creature was sent by the gods to punish the descendants of
Cadmus, and that the Thebans therefore excluded those of the
house of Cadmus from kingship.  But (they say) a certain
Cephalus, the son of Deion, an Athenian, who owned a hound which
no beast ever escaped, had accidentally killed his wife Procris,
and being purified of the homicide by the Cadmeans, hunted the
fox with his hound, and when they had overtaken it both hound and
fox were turned into stones near Teumessus.  These writers have
taken the story from the Epic Cycle.

Fragment #3 --
Scholiast on Apollonius Rhodius, Arg. i. 308:
The authors of the "Thebais" say that Manto the daughter of
Teiresias was sent to Delphi by the Epigoni as a first fruit of
their spoil, and that in accordance with an oracle of Apollo she
went out and met Rhacius, the son of Lebes, a Mycenaean by race.
This man she married -- for the oracle also contained the command
that she should marry whomsoever she might meet -- and coming to
Colophon, was there much cast down and wept over the destruction
of her country.

ENDNOTES:

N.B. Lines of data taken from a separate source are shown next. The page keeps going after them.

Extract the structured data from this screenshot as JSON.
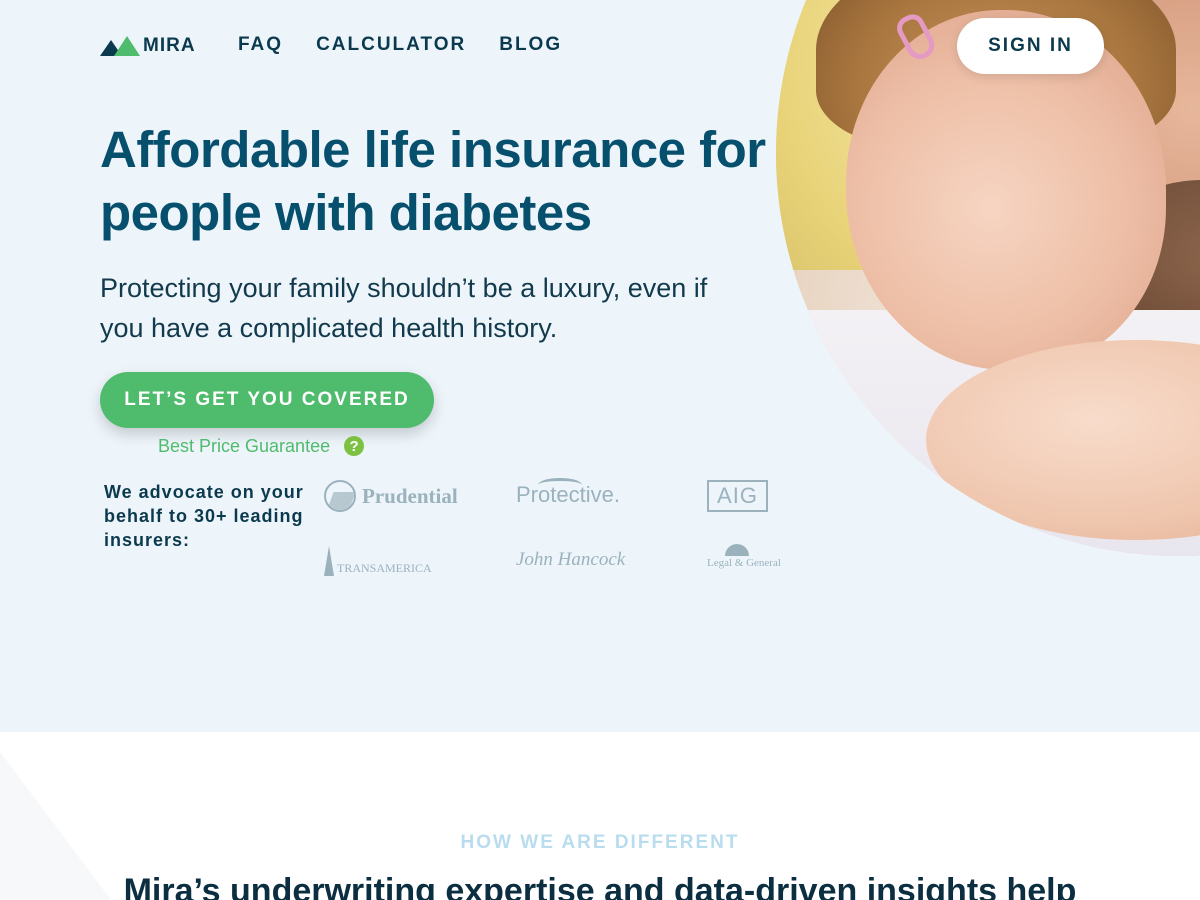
{
  "brand": {
    "name": "MIRA",
    "colors": {
      "primary": "#064f6d",
      "accent": "#4fbb6c",
      "hero_bg": "#edf5fb"
    }
  },
  "nav": {
    "items": [
      {
        "label": "FAQ"
      },
      {
        "label": "CALCULATOR"
      },
      {
        "label": "BLOG"
      }
    ],
    "signin_label": "SIGN IN"
  },
  "hero": {
    "title": "Affordable life insurance for people with diabetes",
    "lead": "Protecting your family shouldn’t be a luxury, even if you have a complicated health history.",
    "cta_label": "LET’S GET YOU COVERED",
    "guarantee_label": "Best Price Guarantee",
    "guarantee_help_icon": "?",
    "advocate_text": "We advocate on your behalf to 30+ leading insurers:",
    "insurers": [
      {
        "name": "Prudential"
      },
      {
        "name": "Protective."
      },
      {
        "name": "AIG"
      },
      {
        "name": "TRANSAMERICA"
      },
      {
        "name": "John Hancock"
      },
      {
        "name": "Legal & General"
      }
    ]
  },
  "different": {
    "label": "HOW WE ARE DIFFERENT",
    "title": "Mira’s underwriting expertise and data-driven insights help"
  }
}
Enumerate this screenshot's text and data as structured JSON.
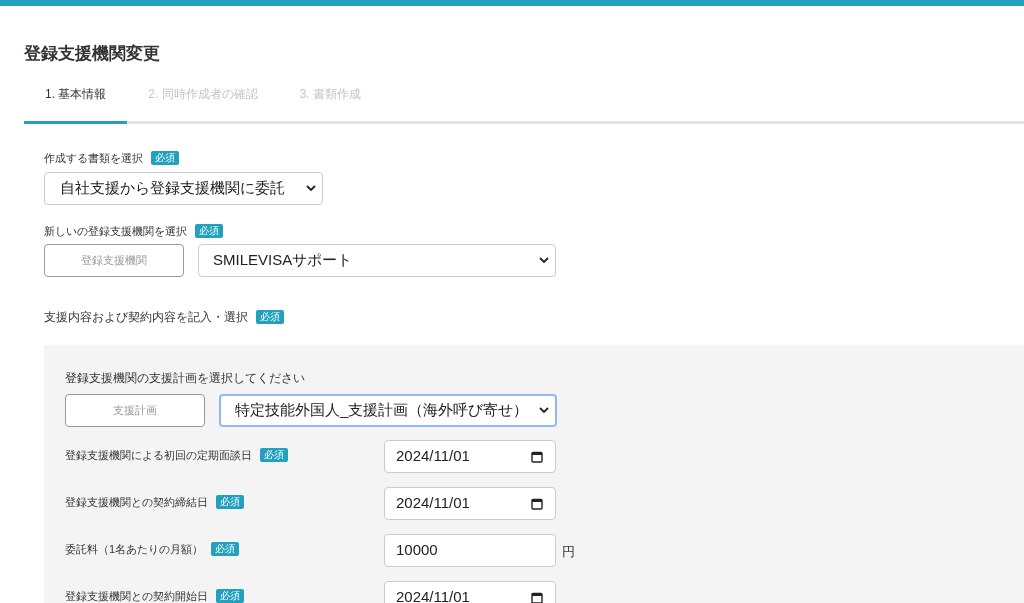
{
  "page": {
    "title": "登録支援機関変更"
  },
  "tabs": [
    {
      "label": "1. 基本情報",
      "selected": true
    },
    {
      "label": "2. 同時作成者の確認",
      "selected": false
    },
    {
      "label": "3. 書類作成",
      "selected": false
    }
  ],
  "document_type": {
    "label": "作成する書類を選択",
    "badge": "必須",
    "value": "自社支援から登録支援機関に委託"
  },
  "agency": {
    "label": "新しいの登録支援機関を選択",
    "badge": "必須",
    "button": "登録支援機関",
    "value": "SMILEVISAサポート"
  },
  "contract": {
    "label": "支援内容および契約内容を記入・選択",
    "badge": "必須",
    "plan": {
      "label": "登録支援機関の支援計画を選択してください",
      "button": "支援計画",
      "value": "特定技能外国人_支援計画（海外呼び寄せ）",
      "focused": true
    },
    "fields": [
      {
        "kind": "date",
        "label": "登録支援機関による初回の定期面談日",
        "badge": "必須",
        "value": "2024/11/01"
      },
      {
        "kind": "date",
        "label": "登録支援機関との契約締結日",
        "badge": "必須",
        "value": "2024/11/01"
      },
      {
        "kind": "number",
        "label": "委託料（1名あたりの月額）",
        "badge": "必須",
        "value": "10000",
        "unit": "円"
      },
      {
        "kind": "date",
        "label": "登録支援機関との契約開始日",
        "badge": "必須",
        "value": "2024/11/01"
      }
    ]
  }
}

(1)  So called from Teumessus, a hill in Boeotia.  For the
     derivation of Teumessus cp. Antimachus "Thebais" fr. 3
     (Kinkel).